· Could you replicate the author’s process to repeat the intervention or analysis based on what is presented in the report?
· Does the author describe how data was collected (pre-/post-?, tools/surveys?)
· Does the author describe the measures used? If a survey was used, is it attached as an appendix after the references?
· Does the author explain how they ensured their surveys or tools were valid or appropriate to the information they were trying to collect? (e.g. did they use validated tools? Did they have peers/mentors/faculty review their tools prior to data collection?)
· Does the author explain their process of data analysis?
· Does the author present their results in a logical, clear manner, without discussion or commentary on the meaning of the results?
· If there are tables/figures presented in the appendix, do the tables present information in a clear and logical manner?
· Does the author describe the sustainability plan for the project linking it to the implementation model if applicable and describe the dissemination plan for the results.
· Does the author adequately interpret their results?
· Is the discussion logical and do they address the purpose and objectives of their project?
· Are unexpected findings and limitations noted?
· Is the significance of the project stated in the last/concluding paragraph?
· Is the discussion ordered in a way that is logical, clear, and easy to follow?
References and Literature Cited:
· Have references been cited where needed?
· Are sources cited adequately, appropriately, and accurately?
· Are all the citations in the text listed in the reference section and vice-versa?
· Does the Appendix come after the references?
· Are the documents included in the Appendix clear and organized?
· Does the author refer to each of the documents in the Appendix within the text?

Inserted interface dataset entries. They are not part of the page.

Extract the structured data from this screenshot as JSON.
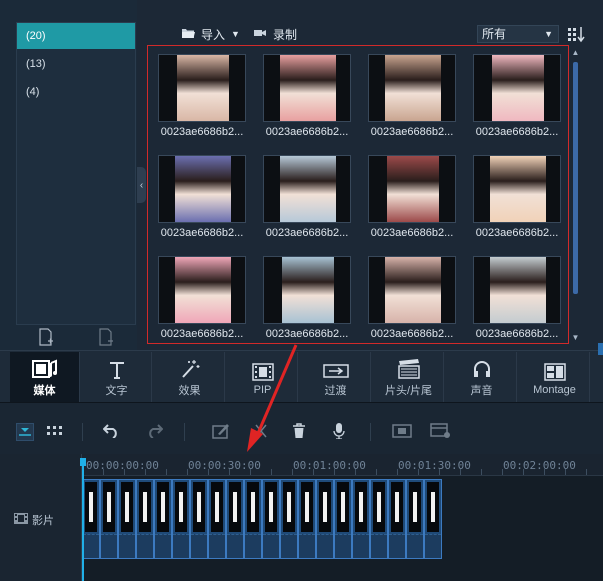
{
  "folders": [
    {
      "label": "(20)",
      "active": true
    },
    {
      "label": "(13)",
      "active": false
    },
    {
      "label": "(4)",
      "active": false
    }
  ],
  "toolbar": {
    "import_label": "导入",
    "record_label": "录制",
    "filter_value": "所有"
  },
  "library": {
    "items": [
      {
        "label": "0023ae6686b2...",
        "tint": "#d9b7a6"
      },
      {
        "label": "0023ae6686b2...",
        "tint": "#e8a0a0"
      },
      {
        "label": "0023ae6686b2...",
        "tint": "#c9a590"
      },
      {
        "label": "0023ae6686b2...",
        "tint": "#f0b8c0"
      },
      {
        "label": "0023ae6686b2...",
        "tint": "#6b6fb0"
      },
      {
        "label": "0023ae6686b2...",
        "tint": "#b7c9d8"
      },
      {
        "label": "0023ae6686b2...",
        "tint": "#9c4a4a"
      },
      {
        "label": "0023ae6686b2...",
        "tint": "#f1d2b8"
      },
      {
        "label": "0023ae6686b2...",
        "tint": "#f0a7b8"
      },
      {
        "label": "0023ae6686b2...",
        "tint": "#a8c2d3"
      },
      {
        "label": "0023ae6686b2...",
        "tint": "#d7b3aa"
      },
      {
        "label": "0023ae6686b2...",
        "tint": "#c4ccd0"
      }
    ]
  },
  "tabs": [
    {
      "name": "tab-media",
      "label": "媒体",
      "active": true
    },
    {
      "name": "tab-text",
      "label": "文字",
      "active": false
    },
    {
      "name": "tab-effects",
      "label": "效果",
      "active": false
    },
    {
      "name": "tab-pip",
      "label": "PIP",
      "active": false
    },
    {
      "name": "tab-transition",
      "label": "过渡",
      "active": false
    },
    {
      "name": "tab-title",
      "label": "片头/片尾",
      "active": false
    },
    {
      "name": "tab-audio",
      "label": "声音",
      "active": false
    },
    {
      "name": "tab-montage",
      "label": "Montage",
      "active": false
    }
  ],
  "timeline": {
    "ruler": [
      "00:00:00:00",
      "00:00:30:00",
      "00:01:00:00",
      "00:01:30:00",
      "00:02:00:00"
    ],
    "track_label": "影片",
    "clip_count": 20
  },
  "colors": {
    "accent": "#1f9aa5",
    "selection_border": "#d12a2a",
    "playhead": "#20b0e8"
  }
}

STYLE AND COMPOSITION: For any of these that are not yet adequately addressed, direct the authors to specific examples in the paper.
· Are the
transition sentences between sections and paragraphs logical?
· Are the
key words used correctly and consistently?
· Is the
scientific terminology used correctly and consistently?
· Are clear
topic sentences used for each paragraph?
· Do the sentences in each paragraph adhere to the topic of the paragraph?
word location within sentences been considered?
· Are there any
grammar, punctuation, or spelling problems?
· Is the style of the prose
· Are there any
· What other problems exist?
Suggestions for improvement:
OVERALL RECOMMENDATIONS FOR IMPROVING THE EFFECTIVENESS OF THE PROPOSAL
What are the proposal’s main strengths?
What are the proposal’s main weaknesses?
For each, suggest how the authors might go about improving them
Summary of suggestions for improving overall ORGANIZATION (structure, flow of information) of the proposal:
What specific recommendations can you make concerning the revision of this proposal?
Remember, the goal is to offer advice that will allow the authors to improve clarity and effectiveness of the proposal not only as a piece of writing, but also as an effective communication of merit of their study.
Organization and flow of information:
Paragraph level issues:
Sentence level issues, concision: